Journalists and public information officers converged at a panel Monday afternoon at EIJ13 to discuss relationships between the two professions.
Carolyn Carlson of Kennesaw State University in Georgia presented her study, which surveyed the perception of journalists by public information officers, and vice-versa.
Some highlights of the survey:
– More than 50 percent of public information officers surveyed felt “controlling media coverage of the agency is a very important part of protecting the agency’s reputation.”
– More than 50 percent of public information officers surveyed felt “justified in refusing to allow reporters to conduct an interview if they felt it could compromise agency security or reveal damaging information.”
– About 65 percent of public information officers surveyed felt they needed to sit in on interviews with their client.
Check out some photos below:[caption id="attachment_2503" align="alignleft" width="300"] Carolyn Carson of Kennesaw State University conducted a survey of journalists and PIOs
[/caption] [caption id="attachment_2502" align="alignleft" width="300"] Carson’s survey found a majority of journalists feel PIOs take too long to respond, while PIOs feel journalists expect too much of them.[/caption] [caption id="attachment_2502" align="alignleft" width="300"] Brian Eckert of the University of Richmond says public information officers exist because leaders in government feel they need help with media relations[/caption] [caption id="attachment_2500" align="alignleft" width="300"] An audience member comments about how she has only banned reporters in extreme situations. She works for a zoo, and a reporter once put the animals at the zoo in danger. Panelist Brian Eckert countered that except for extreme situations, “…banning any reporter is a completely unethical thing to do.[/caption] [caption id="attachment_2499" align="alignleft" width="300"] Panelist Brian Eckert asked why journalists oppose PIOs listening in on interviews.
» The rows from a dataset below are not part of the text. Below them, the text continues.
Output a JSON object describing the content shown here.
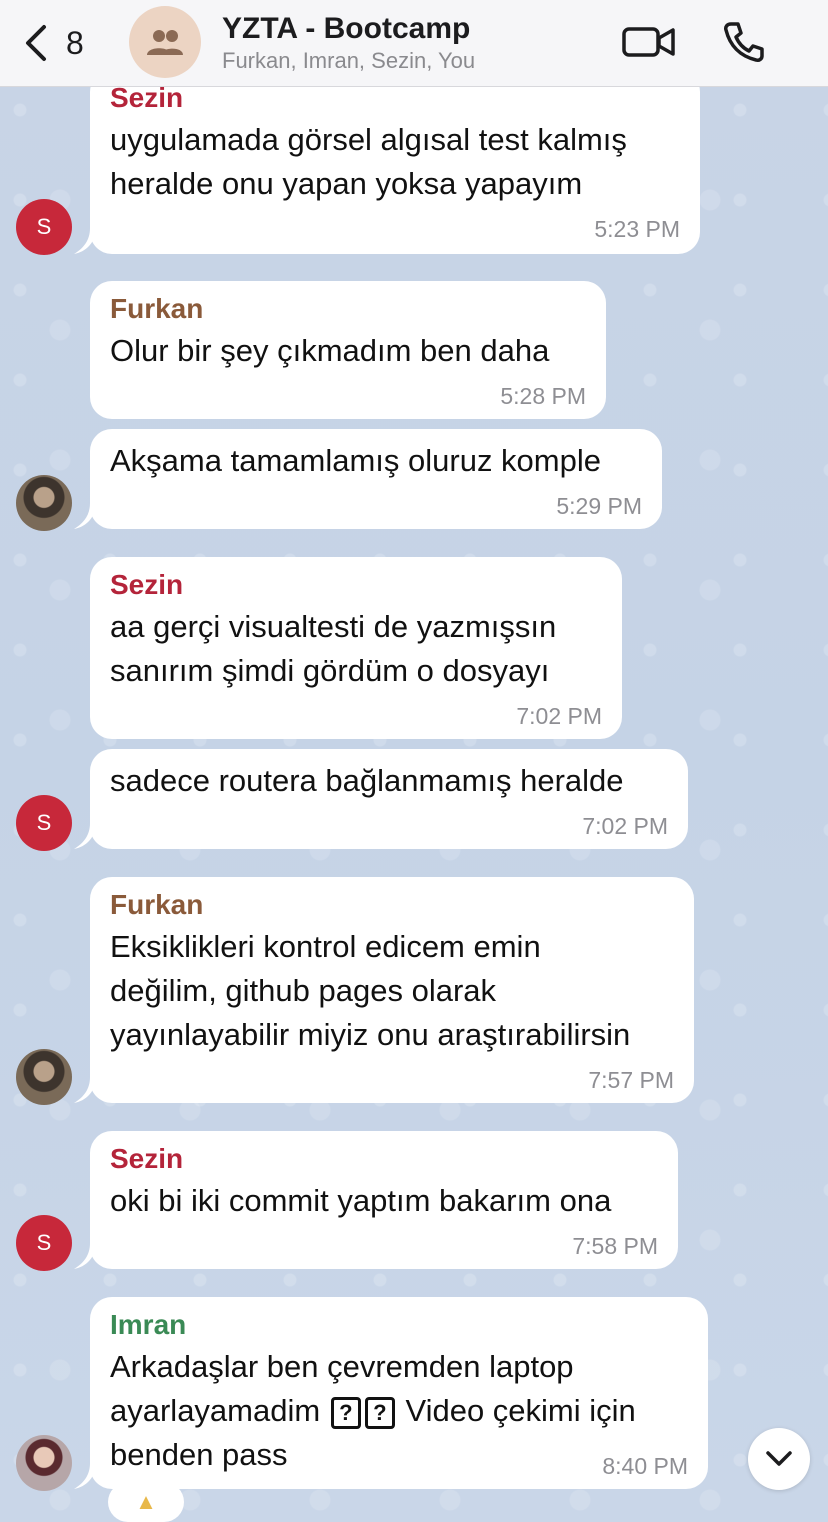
{
  "header": {
    "back_count": "8",
    "title": "YZTA - Bootcamp",
    "members": "Furkan, Imran, Sezin, You"
  },
  "colors": {
    "sezin": "#b4243a",
    "furkan": "#8a5a3a",
    "imran": "#3a8a55"
  },
  "messages": [
    {
      "sender": "Sezin",
      "lines": [
        "uygulamada görsel algısal test kalmış",
        "heralde onu yapan yoksa yapayım"
      ],
      "time": "5:23 PM"
    },
    {
      "sender": "Furkan",
      "lines": [
        "Olur bir şey çıkmadım ben daha"
      ],
      "time": "5:28 PM"
    },
    {
      "lines": [
        "Akşama tamamlamış oluruz komple"
      ],
      "time": "5:29 PM"
    },
    {
      "sender": "Sezin",
      "lines": [
        "aa gerçi visualtesti de yazmışsın",
        "sanırım şimdi gördüm o dosyayı"
      ],
      "time": "7:02 PM"
    },
    {
      "lines": [
        "sadece routera bağlanmamış heralde"
      ],
      "time": "7:02 PM"
    },
    {
      "sender": "Furkan",
      "lines": [
        "Eksiklikleri kontrol edicem emin",
        "değilim, github pages olarak",
        "yayınlayabilir miyiz onu araştırabilirsin"
      ],
      "time": "7:57 PM"
    },
    {
      "sender": "Sezin",
      "lines": [
        "oki bi iki commit yaptım bakarım ona"
      ],
      "time": "7:58 PM"
    },
    {
      "sender": "Imran",
      "lines": [
        "Arkadaşlar ben çevremden laptop",
        "ayarlayamadim",
        "Video çekimi için",
        "benden pass"
      ],
      "time": "8:40 PM"
    }
  ],
  "avatars": {
    "sezin_initial": "S"
  },
  "icons": {
    "back": "chevron-left-icon",
    "group": "group-icon",
    "video": "video-camera-icon",
    "call": "phone-icon",
    "scroll": "chevron-down-icon"
  }
}
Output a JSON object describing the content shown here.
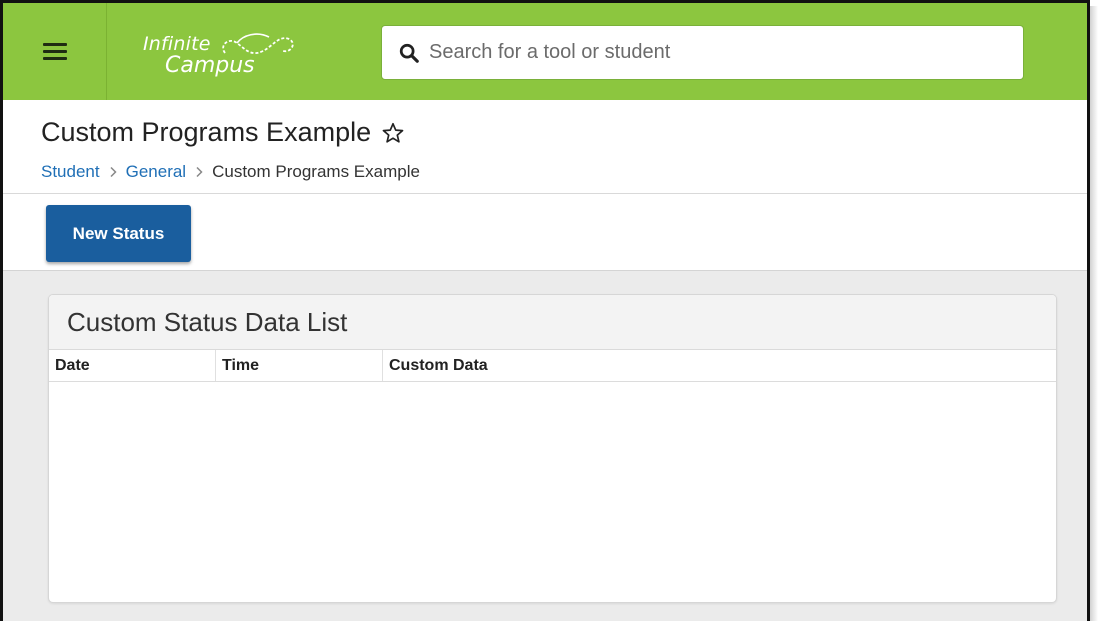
{
  "header": {
    "logo_line1": "Infinite",
    "logo_line2": "Campus",
    "search": {
      "placeholder": "Search for a tool or student",
      "value": ""
    }
  },
  "page": {
    "title": "Custom Programs Example",
    "breadcrumb": [
      "Student",
      "General",
      "Custom Programs Example"
    ]
  },
  "toolbar": {
    "new_status_label": "New Status"
  },
  "panel": {
    "title": "Custom Status Data List",
    "columns": [
      "Date",
      "Time",
      "Custom Data"
    ],
    "rows": []
  },
  "colors": {
    "header_green": "#8cc63f",
    "primary_button": "#1a5e9e",
    "link_blue": "#1f6fb6"
  },
  "icons": [
    "hamburger-menu-icon",
    "search-icon",
    "star-outline-icon",
    "chevron-right-icon"
  ]
}
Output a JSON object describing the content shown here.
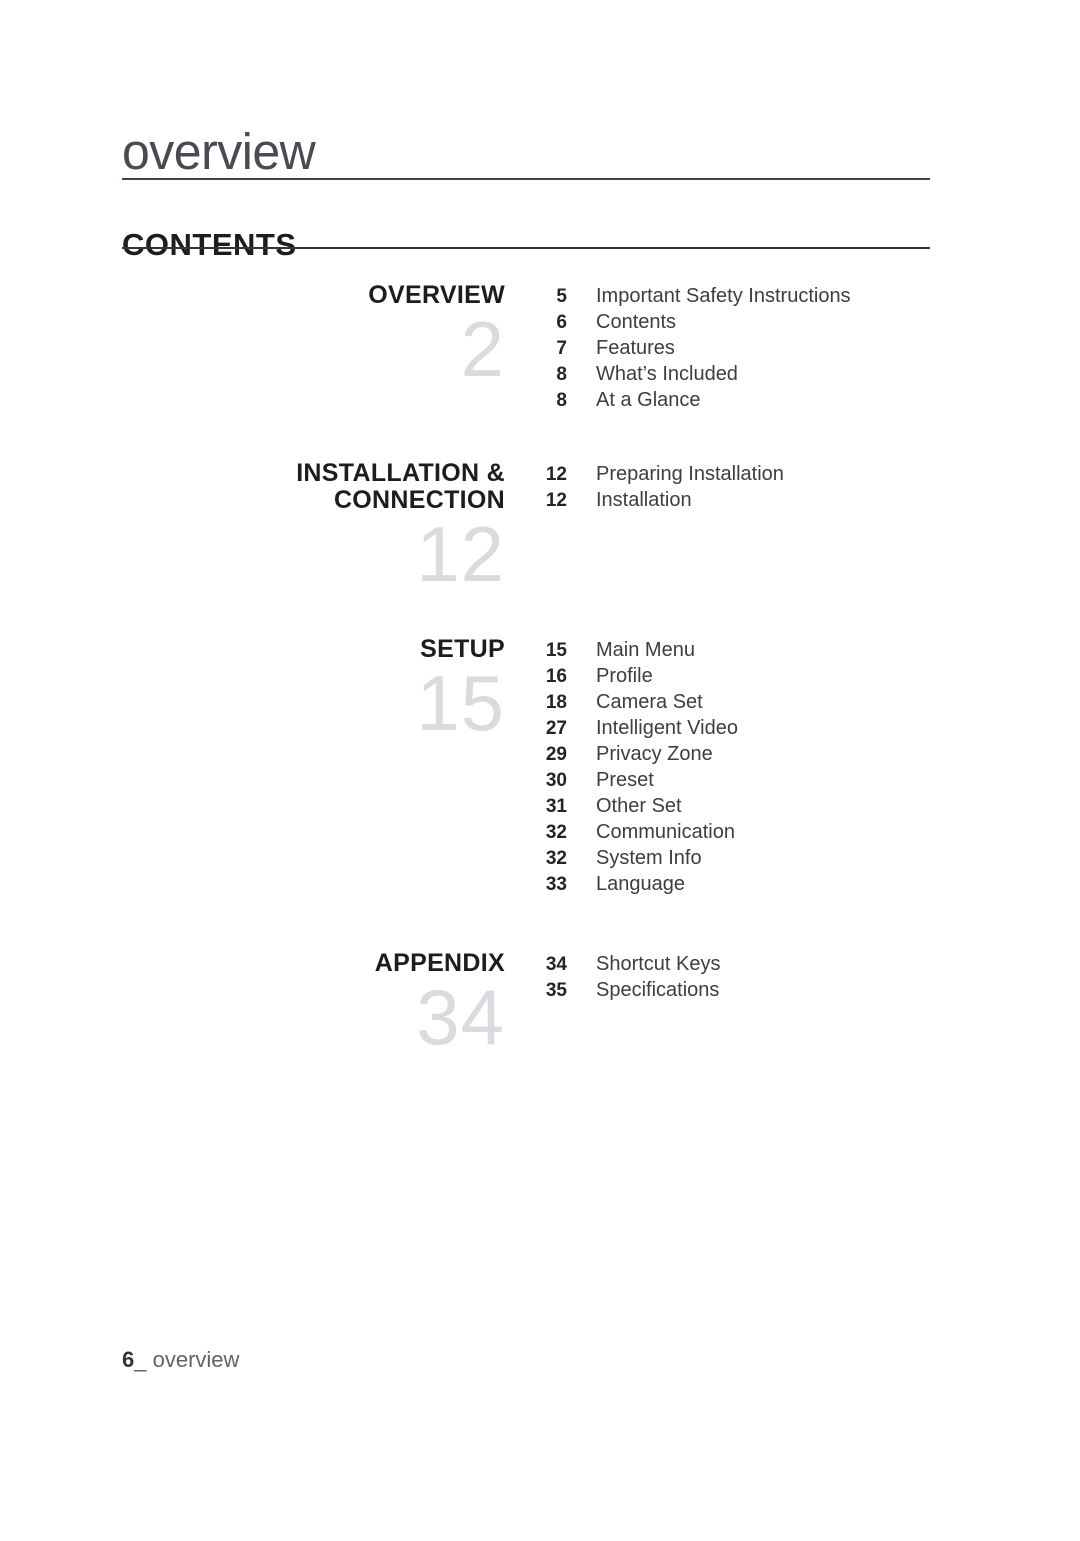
{
  "running_head": "overview",
  "section_title": "CONTENTS",
  "toc": {
    "blocks": [
      {
        "heading": "OVERVIEW",
        "big_number": "2",
        "entries": [
          {
            "page": "5",
            "title": "Important Safety Instructions"
          },
          {
            "page": "6",
            "title": "Contents"
          },
          {
            "page": "7",
            "title": "Features"
          },
          {
            "page": "8",
            "title": "What’s Included"
          },
          {
            "page": "8",
            "title": "At a Glance"
          }
        ]
      },
      {
        "heading": "INSTALLATION & CONNECTION",
        "heading_line1": "INSTALLATION &",
        "heading_line2": "CONNECTION",
        "big_number": "12",
        "entries": [
          {
            "page": "12",
            "title": "Preparing Installation"
          },
          {
            "page": "12",
            "title": "Installation"
          }
        ]
      },
      {
        "heading": "SETUP",
        "big_number": "15",
        "entries": [
          {
            "page": "15",
            "title": "Main Menu"
          },
          {
            "page": "16",
            "title": "Profile"
          },
          {
            "page": "18",
            "title": "Camera Set"
          },
          {
            "page": "27",
            "title": "Intelligent Video"
          },
          {
            "page": "29",
            "title": "Privacy Zone"
          },
          {
            "page": "30",
            "title": "Preset"
          },
          {
            "page": "31",
            "title": "Other Set"
          },
          {
            "page": "32",
            "title": "Communication"
          },
          {
            "page": "32",
            "title": "System Info"
          },
          {
            "page": "33",
            "title": "Language"
          }
        ]
      },
      {
        "heading": "APPENDIX",
        "big_number": "34",
        "entries": [
          {
            "page": "34",
            "title": "Shortcut Keys"
          },
          {
            "page": "35",
            "title": "Specifications"
          }
        ]
      }
    ]
  },
  "footer": {
    "page_number": "6",
    "separator": "_",
    "label": "overview"
  },
  "colors": {
    "rule_head": "#4b3f46",
    "rule_title": "#33333a",
    "big_number": "#d9dbdf",
    "heading": "#1d1d1d",
    "entry_title": "#3d3d42",
    "footer_label": "#62626c"
  }
}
Carolyn Carlson responded that PIOs fear journalists would influence and spin the interview, and affect a source’s comments on controversial topics.[/caption]